§ PROBLEM DESCRIPTION
Each entry below is to be duplicated precisely.

————————

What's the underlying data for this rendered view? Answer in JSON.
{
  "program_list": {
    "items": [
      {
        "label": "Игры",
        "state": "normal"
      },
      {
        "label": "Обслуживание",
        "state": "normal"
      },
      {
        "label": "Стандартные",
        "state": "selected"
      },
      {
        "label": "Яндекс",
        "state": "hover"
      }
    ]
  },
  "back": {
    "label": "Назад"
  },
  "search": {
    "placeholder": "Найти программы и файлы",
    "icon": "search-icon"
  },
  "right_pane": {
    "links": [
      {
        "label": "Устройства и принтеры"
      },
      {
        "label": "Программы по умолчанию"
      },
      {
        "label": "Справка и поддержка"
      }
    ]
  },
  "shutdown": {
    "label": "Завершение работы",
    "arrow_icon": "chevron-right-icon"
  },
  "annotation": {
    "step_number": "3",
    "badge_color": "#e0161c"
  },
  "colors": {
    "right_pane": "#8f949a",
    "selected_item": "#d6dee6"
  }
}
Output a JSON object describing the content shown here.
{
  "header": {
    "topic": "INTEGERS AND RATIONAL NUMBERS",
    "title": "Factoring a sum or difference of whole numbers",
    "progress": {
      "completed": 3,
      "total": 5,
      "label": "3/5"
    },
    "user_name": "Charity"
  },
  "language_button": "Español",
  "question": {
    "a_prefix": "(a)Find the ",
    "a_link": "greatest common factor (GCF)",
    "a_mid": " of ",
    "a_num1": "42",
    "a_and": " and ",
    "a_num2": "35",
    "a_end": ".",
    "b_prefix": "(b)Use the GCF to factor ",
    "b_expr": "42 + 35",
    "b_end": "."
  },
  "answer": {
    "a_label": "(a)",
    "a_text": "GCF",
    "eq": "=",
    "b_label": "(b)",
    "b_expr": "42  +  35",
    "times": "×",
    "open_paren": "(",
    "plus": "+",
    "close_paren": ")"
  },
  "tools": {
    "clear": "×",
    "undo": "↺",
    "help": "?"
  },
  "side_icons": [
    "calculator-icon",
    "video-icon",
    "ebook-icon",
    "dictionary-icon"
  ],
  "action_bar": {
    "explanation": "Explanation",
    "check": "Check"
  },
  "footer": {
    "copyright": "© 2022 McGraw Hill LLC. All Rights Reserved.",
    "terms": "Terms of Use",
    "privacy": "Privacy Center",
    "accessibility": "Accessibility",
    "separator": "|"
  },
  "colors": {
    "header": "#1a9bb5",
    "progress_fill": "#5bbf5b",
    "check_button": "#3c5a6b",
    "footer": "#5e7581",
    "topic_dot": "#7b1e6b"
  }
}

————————

§ ANSWER BOX
What's the underlying data for this rendered view? Answer in JSON.
{
  "program_list": {
    "items": [
      {
        "label": "Игры",
        "state": "normal"
      },
      {
        "label": "Обслуживание",
        "state": "normal"
      },
      {
        "label": "Стандартные",
        "state": "selected"
      },
      {
        "label": "Яндекс",
        "state": "hover"
      }
    ]
  },
  "back": {
    "label": "Назад"
  },
  "search": {
    "placeholder": "Найти программы и файлы",
    "icon": "search-icon"
  },
  "right_pane": {
    "links": [
      {
        "label": "Устройства и принтеры"
      },
      {
        "label": "Программы по умолчанию"
      },
      {
        "label": "Справка и поддержка"
      }
    ]
  },
  "shutdown": {
    "label": "Завершение работы",
    "arrow_icon": "chevron-right-icon"
  },
  "annotation": {
    "step_number": "3",
    "badge_color": "#e0161c"
  },
  "colors": {
    "right_pane": "#8f949a",
    "selected_item": "#d6dee6"
  }
}
Output a JSON object describing the content shown here.
{
  "header": {
    "topic": "INTEGERS AND RATIONAL NUMBERS",
    "title": "Factoring a sum or difference of whole numbers",
    "progress": {
      "completed": 3,
      "total": 5,
      "label": "3/5"
    },
    "user_name": "Charity"
  },
  "language_button": "Español",
  "question": {
    "a_prefix": "(a)Find the ",
    "a_link": "greatest common factor (GCF)",
    "a_mid": " of ",
    "a_num1": "42",
    "a_and": " and ",
    "a_num2": "35",
    "a_end": ".",
    "b_prefix": "(b)Use the GCF to factor ",
    "b_expr": "42 + 35",
    "b_end": "."
  },
  "answer": {
    "a_label": "(a)",
    "a_text": "GCF",
    "eq": "=",
    "b_label": "(b)",
    "b_expr": "42  +  35",
    "times": "×",
    "open_paren": "(",
    "plus": "+",
    "close_paren": ")"
  },
  "tools": {
    "clear": "×",
    "undo": "↺",
    "help": "?"
  },
  "side_icons": [
    "calculator-icon",
    "video-icon",
    "ebook-icon",
    "dictionary-icon"
  ],
  "action_bar": {
    "explanation": "Explanation",
    "check": "Check"
  },
  "footer": {
    "copyright": "© 2022 McGraw Hill LLC. All Rights Reserved.",
    "terms": "Terms of Use",
    "privacy": "Privacy Center",
    "accessibility": "Accessibility",
    "separator": "|"
  },
  "colors": {
    "header": "#1a9bb5",
    "progress_fill": "#5bbf5b",
    "check_button": "#3c5a6b",
    "footer": "#5e7581",
    "topic_dot": "#7b1e6b"
  }
}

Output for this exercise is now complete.